IT has become a bit of a shape-shifter, and analysts and IT pros alike are trying to figure out what shape it’ll take next. From Christina Torode’s look into the hybrid future of IT to Scot Peterson’s tip for staying relevant as IT transforms, the question doesn’t seem to be will IT change? but rather how will IT change and how do I keep up?
Torode has a great outline, based on Gartner’s predictions, of how IT can be expected to transform. She cites the enterprise’s search for an “on-demand service experience” as a reason for IT acting like external cloud providers, becoming like an internal cloud itself. Gartner also predicts that IT will take hold of services – its own and those provided by third parties – becoming a sort of “services broker.” Who better to dictate “which applications and data make sense in-house or with a cloud provider, and how to vet the providers on behalf of the business” than those with the most insight as to how each system is comprised.
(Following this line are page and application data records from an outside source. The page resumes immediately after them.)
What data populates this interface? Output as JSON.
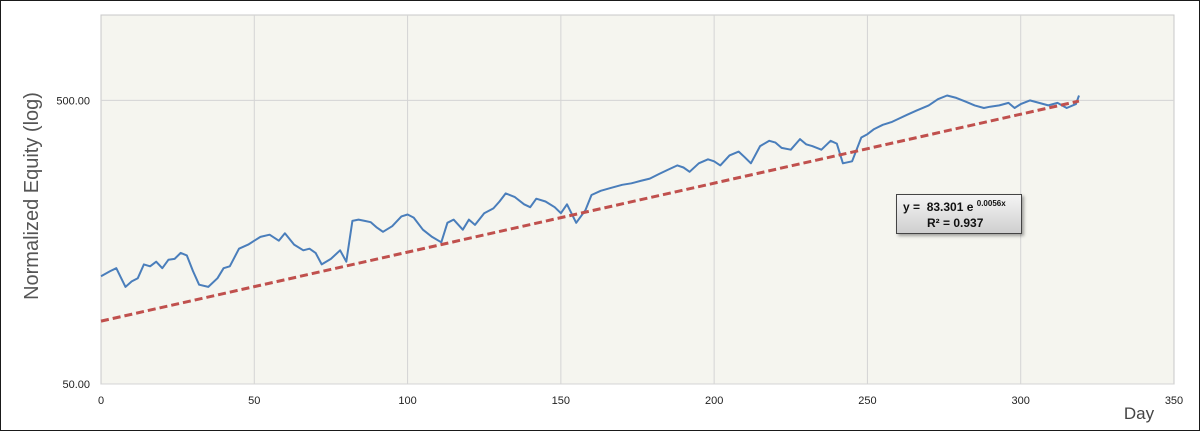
{
  "chart_data": {
    "type": "line",
    "ylabel": "Normalized Equity (log)",
    "xlabel": "Day",
    "xlim": [
      0,
      350
    ],
    "ylim": [
      50,
      1000
    ],
    "yscale": "log",
    "x_ticks": [
      "0",
      "50",
      "100",
      "150",
      "200",
      "250",
      "300",
      "350"
    ],
    "y_ticks": [
      "50.00",
      "500.00"
    ],
    "grid": true,
    "trendline": {
      "type": "exponential",
      "a": 83.301,
      "b": 0.0056,
      "equation_label": "83.301 e",
      "exponent_label": "0.0056x",
      "r2_label": "R² = 0.937",
      "y_prefix": "y  ="
    },
    "series": [
      {
        "x": [
          0,
          3,
          5,
          8,
          10,
          12,
          14,
          16,
          18,
          20,
          22,
          24,
          26,
          28,
          30,
          32,
          35,
          38,
          40,
          42,
          45,
          48,
          50,
          52,
          55,
          58,
          60,
          63,
          66,
          68,
          70,
          72,
          75,
          78,
          80,
          82,
          84,
          86,
          88,
          90,
          92,
          95,
          98,
          100,
          102,
          105,
          108,
          111,
          113,
          115,
          118,
          120,
          122,
          125,
          128,
          130,
          132,
          135,
          138,
          140,
          142,
          145,
          148,
          150,
          152,
          155,
          158,
          160,
          163,
          166,
          170,
          173,
          176,
          179,
          182,
          185,
          188,
          190,
          192,
          195,
          198,
          200,
          202,
          205,
          208,
          210,
          212,
          215,
          218,
          220,
          222,
          225,
          228,
          230,
          232,
          235,
          238,
          240,
          242,
          245,
          248,
          250,
          252,
          255,
          258,
          260,
          263,
          266,
          270,
          273,
          276,
          279,
          282,
          285,
          288,
          290,
          293,
          296,
          298,
          300,
          303,
          306,
          309,
          312,
          315,
          318,
          319
        ],
        "y": [
          120,
          125,
          128,
          110,
          115,
          118,
          132,
          130,
          135,
          128,
          137,
          138,
          145,
          142,
          125,
          112,
          110,
          118,
          128,
          130,
          150,
          155,
          160,
          165,
          168,
          160,
          170,
          155,
          148,
          150,
          145,
          132,
          138,
          148,
          135,
          188,
          190,
          188,
          186,
          178,
          172,
          180,
          195,
          198,
          193,
          175,
          165,
          158,
          185,
          190,
          175,
          190,
          182,
          200,
          208,
          220,
          235,
          228,
          215,
          210,
          225,
          220,
          210,
          200,
          215,
          185,
          205,
          232,
          240,
          245,
          252,
          255,
          260,
          265,
          275,
          285,
          295,
          290,
          280,
          300,
          310,
          305,
          295,
          320,
          330,
          315,
          300,
          345,
          360,
          355,
          340,
          335,
          365,
          350,
          345,
          335,
          360,
          352,
          300,
          305,
          370,
          380,
          395,
          410,
          420,
          430,
          445,
          460,
          480,
          505,
          520,
          510,
          495,
          480,
          470,
          475,
          480,
          490,
          470,
          485,
          500,
          490,
          480,
          490,
          470,
          485,
          520
        ]
      }
    ]
  }
}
Among some of Torode’s other insights into the future are more focus on applications and infrastructure, less focus on code creation; temporary projects – big and small – housed and later removed from the cloud; brick-and-mortar workspaces will become as virtual as a company’s data center.
In the end, while the skills most sought after in IT will change, the ability to think one step ahead of the technology will be as necessary as ever. Good old hard work and due diligence will always have their place, especially in such a hands-on, trial-and-error industry as IT.
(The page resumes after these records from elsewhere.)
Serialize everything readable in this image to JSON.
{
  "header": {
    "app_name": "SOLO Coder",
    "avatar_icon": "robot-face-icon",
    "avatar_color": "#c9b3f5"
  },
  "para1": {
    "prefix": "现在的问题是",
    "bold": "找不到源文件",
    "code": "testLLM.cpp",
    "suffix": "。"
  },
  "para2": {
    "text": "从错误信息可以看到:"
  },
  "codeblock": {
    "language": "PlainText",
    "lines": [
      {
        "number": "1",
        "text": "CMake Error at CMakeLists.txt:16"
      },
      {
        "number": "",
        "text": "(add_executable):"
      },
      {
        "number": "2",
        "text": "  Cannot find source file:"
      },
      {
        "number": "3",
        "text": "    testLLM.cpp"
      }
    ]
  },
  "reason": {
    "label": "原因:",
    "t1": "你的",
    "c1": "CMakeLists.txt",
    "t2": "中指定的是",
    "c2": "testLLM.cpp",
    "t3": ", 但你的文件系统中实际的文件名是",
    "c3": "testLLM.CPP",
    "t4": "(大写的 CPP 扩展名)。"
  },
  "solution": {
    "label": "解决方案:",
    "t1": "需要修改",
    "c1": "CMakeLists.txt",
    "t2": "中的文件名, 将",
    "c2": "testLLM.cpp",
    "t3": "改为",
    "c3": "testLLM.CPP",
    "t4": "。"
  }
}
What are your own predictions – good or bad – for IT, and how do you plan to stay ahead of the game? Let us know in the comments section or email me directly.